There are about 2,200 Belgians registered as local residents in the Great Beirut Area, Karl Lagatie, the spokesman for Belgium's Foreign Office, told the VRT. "We contacted each one of them yesterday evening by sms, via the embassy. Unfortunately, we found out that one Belgian died in the blast," Mr Lagatie said this morning. Later, a second victim had to be added to the list. The first victim is a man who was living with his family in Beirut, the second victim is a woman.
The building of the Belgian embassy was also seriously damaged. Two staff members and two family members sustained light injuries, and it will not be possible to work from the embassy in the coming weeks.
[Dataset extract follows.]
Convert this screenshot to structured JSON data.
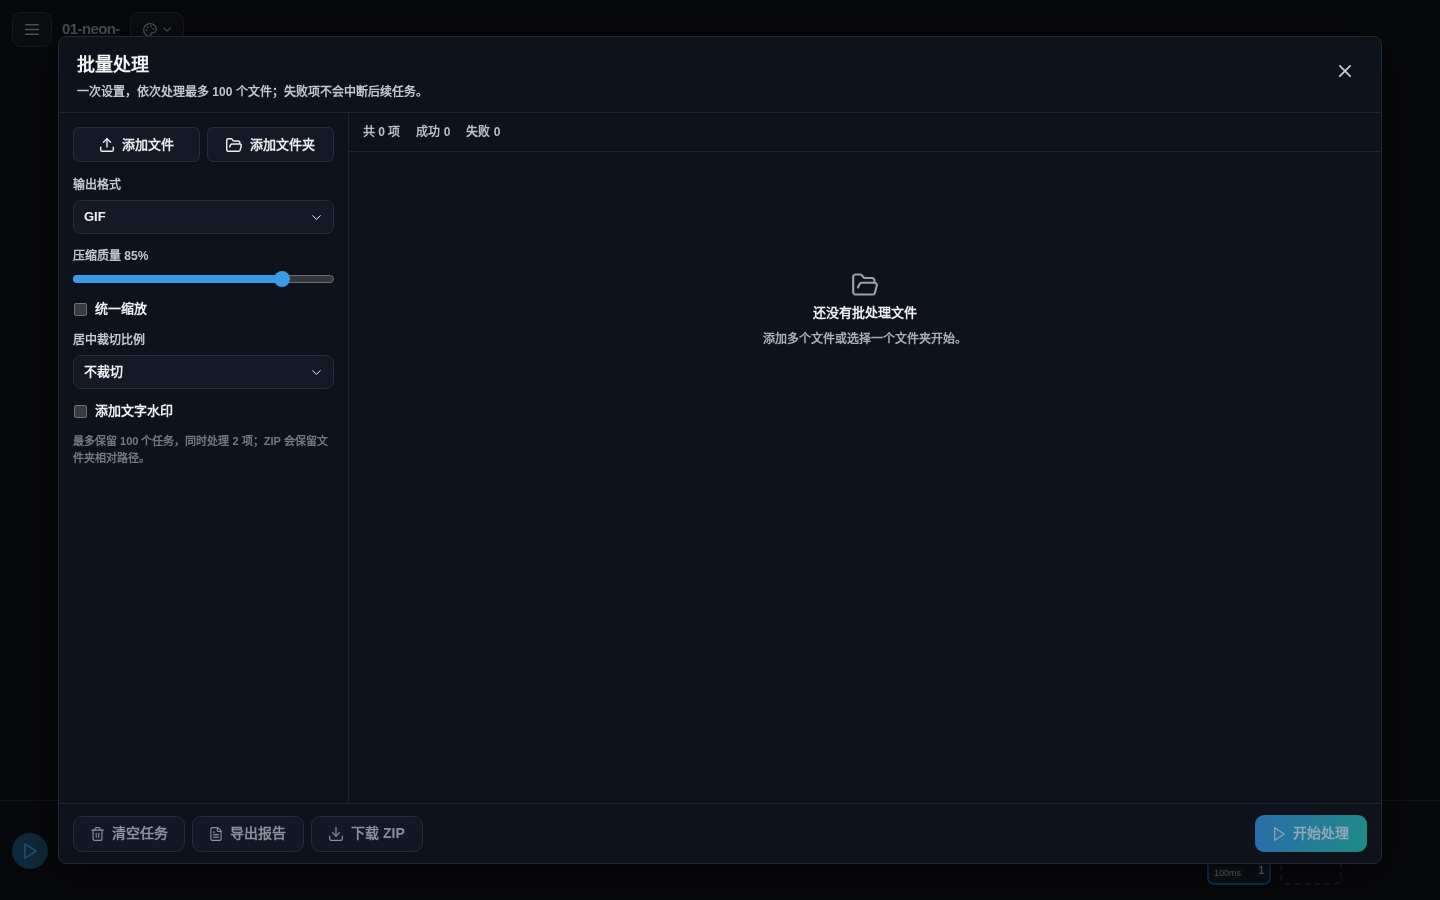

Tuesday's blast at port warehouses storing highly explosive material was particularly powerful. President Michel Aoun said that 2,750 tonnes of ammonium nitrate, used in fertilisers and bombs, had been stored for six years at the port without safety measures, and he said that was "unacceptable". He didn't say what caused the blaze that set off the explosion. The blast comes on top of an economic crisis in Lebanon and a serious health crisis due to Covid-19.